First of all, the official definition of unemployment is relatively narrow, counting only those who are actively looking for jobs. Factoring in people who have stopped looking for work makes the workers-per-openings ratio look a bit less rosy. But only a bit. Even under the broadest possible definition of unemployment — counting every adult who isn’t working, no matter the reason — the number of available workers for every job opening is better than its housing-boom peak.
The real problem is on the other side of the ratio: job openings. Back in 2006, companies hired about 1.2 workers for every job opening they posted.3 Today, that figure has fallen below 1 for the first time on record.
Why aren’t companies filling their open jobs? One popular theory is that they can’t find workers with the right skills. That may be true in some industries such as construction, but there’s little evidence for it on a broader level; in particular, wage growth has been weak, which suggests companies aren’t being forced to raise pay to attract qualified workers. More likely, there has been a shift in the way companies recruit workers, perhaps because online job sites have made it easier for companies to post positions they aren’t committed to filling. But whatever the explanation, there’s reason to think a “job opening” doesn’t mean what it used to.
Conor Sen says that after a quiet few years, housing is “about to reassert itself as the main driver of the U.S. economy.”
Laura Stevens reports that for the first time ever, Americans bought more goods online than in stores in 2015.

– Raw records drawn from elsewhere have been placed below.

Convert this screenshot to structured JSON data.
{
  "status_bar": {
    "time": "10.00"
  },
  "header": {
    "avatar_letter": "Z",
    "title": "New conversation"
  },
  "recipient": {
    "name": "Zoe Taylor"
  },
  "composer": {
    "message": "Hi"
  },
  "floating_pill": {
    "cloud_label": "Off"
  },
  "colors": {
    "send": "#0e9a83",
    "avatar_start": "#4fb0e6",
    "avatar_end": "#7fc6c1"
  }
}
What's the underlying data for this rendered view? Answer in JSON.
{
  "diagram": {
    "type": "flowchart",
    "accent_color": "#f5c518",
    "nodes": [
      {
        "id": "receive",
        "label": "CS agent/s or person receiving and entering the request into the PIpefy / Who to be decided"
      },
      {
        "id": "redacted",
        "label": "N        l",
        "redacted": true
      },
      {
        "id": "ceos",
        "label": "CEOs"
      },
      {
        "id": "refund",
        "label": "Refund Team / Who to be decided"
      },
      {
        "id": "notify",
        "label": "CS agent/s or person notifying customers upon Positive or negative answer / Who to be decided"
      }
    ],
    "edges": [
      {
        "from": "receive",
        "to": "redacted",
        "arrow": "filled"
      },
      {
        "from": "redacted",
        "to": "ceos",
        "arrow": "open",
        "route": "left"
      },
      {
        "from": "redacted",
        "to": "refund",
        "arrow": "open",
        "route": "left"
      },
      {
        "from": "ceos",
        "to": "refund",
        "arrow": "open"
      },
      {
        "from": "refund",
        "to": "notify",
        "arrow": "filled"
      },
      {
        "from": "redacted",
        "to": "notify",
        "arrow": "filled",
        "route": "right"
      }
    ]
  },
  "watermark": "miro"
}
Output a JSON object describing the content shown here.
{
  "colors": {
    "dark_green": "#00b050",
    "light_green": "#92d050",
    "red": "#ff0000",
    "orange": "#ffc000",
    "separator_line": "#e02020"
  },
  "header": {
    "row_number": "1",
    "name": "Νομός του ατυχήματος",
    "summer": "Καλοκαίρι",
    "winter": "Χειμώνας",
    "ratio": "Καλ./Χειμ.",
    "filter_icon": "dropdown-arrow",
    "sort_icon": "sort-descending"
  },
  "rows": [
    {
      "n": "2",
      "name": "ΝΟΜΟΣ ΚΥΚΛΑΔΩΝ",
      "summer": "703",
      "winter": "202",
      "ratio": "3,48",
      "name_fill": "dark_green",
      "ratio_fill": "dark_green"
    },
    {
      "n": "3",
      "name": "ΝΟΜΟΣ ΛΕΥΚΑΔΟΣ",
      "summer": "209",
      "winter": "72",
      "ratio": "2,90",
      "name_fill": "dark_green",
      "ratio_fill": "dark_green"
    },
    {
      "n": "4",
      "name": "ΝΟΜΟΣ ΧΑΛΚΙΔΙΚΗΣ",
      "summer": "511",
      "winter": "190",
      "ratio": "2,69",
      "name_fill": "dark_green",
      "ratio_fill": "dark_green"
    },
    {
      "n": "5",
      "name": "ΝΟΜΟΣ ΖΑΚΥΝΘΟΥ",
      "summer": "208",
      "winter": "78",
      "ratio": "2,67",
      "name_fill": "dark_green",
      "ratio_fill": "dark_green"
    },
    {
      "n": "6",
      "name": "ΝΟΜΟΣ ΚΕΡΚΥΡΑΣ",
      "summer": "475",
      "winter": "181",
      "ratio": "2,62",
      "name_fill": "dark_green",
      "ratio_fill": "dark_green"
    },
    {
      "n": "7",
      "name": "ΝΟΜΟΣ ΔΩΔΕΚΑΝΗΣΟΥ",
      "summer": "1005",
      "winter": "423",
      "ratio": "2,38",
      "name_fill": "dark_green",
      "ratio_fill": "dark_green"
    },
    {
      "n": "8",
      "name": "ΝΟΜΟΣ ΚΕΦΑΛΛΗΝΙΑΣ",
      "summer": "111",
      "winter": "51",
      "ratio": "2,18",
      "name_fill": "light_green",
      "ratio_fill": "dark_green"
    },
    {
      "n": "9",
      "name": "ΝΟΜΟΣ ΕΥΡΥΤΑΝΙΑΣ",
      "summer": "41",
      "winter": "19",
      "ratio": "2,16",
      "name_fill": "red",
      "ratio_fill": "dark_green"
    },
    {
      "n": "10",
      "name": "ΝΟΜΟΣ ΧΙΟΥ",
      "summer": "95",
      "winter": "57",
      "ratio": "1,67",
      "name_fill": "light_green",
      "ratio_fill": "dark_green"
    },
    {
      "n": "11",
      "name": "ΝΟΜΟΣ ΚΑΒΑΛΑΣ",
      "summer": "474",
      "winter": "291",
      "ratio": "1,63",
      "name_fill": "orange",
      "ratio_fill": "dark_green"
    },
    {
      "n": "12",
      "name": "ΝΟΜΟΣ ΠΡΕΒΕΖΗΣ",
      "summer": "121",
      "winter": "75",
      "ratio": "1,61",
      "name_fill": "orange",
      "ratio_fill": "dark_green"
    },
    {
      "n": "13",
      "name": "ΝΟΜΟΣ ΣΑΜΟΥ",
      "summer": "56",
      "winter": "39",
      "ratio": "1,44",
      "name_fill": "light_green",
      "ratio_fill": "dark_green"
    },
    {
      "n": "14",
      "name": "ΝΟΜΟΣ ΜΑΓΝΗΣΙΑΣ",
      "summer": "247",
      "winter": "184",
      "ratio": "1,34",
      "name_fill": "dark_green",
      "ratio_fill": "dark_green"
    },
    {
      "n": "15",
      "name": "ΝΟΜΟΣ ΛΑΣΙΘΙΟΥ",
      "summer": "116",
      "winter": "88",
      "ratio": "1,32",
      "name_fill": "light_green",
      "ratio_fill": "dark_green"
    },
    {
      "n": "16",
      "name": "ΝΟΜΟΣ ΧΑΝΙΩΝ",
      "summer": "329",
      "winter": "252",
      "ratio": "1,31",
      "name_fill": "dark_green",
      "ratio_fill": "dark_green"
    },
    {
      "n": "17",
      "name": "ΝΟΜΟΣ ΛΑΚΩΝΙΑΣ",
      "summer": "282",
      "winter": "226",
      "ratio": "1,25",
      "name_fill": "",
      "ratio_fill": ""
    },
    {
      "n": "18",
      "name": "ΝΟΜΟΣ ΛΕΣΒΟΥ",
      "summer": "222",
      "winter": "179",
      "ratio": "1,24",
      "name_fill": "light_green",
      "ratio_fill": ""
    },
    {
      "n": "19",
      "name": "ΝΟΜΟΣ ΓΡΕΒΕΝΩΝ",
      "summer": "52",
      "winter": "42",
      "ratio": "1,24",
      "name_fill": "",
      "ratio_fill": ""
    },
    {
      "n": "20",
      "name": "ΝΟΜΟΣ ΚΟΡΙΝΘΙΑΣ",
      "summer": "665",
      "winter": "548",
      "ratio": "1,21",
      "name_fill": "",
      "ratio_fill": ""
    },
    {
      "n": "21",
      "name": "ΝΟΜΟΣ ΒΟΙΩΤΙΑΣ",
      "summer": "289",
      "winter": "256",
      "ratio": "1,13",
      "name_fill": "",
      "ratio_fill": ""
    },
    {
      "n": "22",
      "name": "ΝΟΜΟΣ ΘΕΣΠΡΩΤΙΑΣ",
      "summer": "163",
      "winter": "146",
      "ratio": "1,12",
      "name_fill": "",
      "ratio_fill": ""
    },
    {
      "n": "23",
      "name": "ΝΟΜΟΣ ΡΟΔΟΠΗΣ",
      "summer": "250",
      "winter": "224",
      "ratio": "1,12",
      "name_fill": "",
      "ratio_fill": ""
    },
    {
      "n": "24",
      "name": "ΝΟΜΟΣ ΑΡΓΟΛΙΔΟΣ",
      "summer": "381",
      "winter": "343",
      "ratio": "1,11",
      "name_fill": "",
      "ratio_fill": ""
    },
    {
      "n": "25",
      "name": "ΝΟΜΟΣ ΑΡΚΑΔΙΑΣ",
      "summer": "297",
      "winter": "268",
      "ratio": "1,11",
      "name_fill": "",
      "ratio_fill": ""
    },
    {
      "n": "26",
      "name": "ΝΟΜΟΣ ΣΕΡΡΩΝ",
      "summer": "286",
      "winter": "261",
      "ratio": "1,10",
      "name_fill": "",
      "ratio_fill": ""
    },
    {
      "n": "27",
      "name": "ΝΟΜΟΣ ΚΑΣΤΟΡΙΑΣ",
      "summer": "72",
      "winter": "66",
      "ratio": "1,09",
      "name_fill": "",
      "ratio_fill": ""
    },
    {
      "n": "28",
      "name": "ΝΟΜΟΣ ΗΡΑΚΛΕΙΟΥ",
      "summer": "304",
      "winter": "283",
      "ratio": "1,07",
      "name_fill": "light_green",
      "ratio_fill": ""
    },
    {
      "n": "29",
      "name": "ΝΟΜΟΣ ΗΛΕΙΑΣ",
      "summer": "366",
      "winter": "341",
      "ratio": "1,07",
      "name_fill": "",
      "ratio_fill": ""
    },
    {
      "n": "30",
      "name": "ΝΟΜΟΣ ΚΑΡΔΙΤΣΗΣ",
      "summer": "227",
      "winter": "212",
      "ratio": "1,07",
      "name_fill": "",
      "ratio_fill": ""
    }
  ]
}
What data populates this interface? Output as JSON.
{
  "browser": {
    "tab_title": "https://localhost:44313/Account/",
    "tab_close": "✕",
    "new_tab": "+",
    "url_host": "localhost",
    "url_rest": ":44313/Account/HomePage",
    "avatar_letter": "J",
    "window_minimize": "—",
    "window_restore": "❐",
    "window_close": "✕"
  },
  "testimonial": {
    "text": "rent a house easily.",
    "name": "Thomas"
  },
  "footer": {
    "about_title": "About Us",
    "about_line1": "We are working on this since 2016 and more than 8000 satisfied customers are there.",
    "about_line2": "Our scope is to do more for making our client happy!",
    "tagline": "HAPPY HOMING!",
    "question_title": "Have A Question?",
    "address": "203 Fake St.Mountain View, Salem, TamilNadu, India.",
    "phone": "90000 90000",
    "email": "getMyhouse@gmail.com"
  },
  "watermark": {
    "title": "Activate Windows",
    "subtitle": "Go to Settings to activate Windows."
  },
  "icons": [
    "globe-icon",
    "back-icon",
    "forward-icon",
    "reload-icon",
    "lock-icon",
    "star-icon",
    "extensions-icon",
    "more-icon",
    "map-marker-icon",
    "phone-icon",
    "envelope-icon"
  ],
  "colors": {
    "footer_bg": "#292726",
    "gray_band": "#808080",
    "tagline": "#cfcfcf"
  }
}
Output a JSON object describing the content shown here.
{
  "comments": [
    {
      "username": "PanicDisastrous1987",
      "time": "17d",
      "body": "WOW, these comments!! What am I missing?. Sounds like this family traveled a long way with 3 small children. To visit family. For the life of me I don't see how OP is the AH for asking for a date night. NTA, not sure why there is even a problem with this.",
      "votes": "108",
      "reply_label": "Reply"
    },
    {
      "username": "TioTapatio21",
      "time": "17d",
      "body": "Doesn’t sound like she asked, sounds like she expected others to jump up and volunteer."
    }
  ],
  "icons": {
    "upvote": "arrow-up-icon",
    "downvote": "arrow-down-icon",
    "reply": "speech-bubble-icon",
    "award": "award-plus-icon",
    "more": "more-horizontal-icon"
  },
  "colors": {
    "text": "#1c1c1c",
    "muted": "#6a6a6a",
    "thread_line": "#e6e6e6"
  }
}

Noah Smith discusses what Silicon Valley’s upcoming basic-income experiment can and can’t teach us.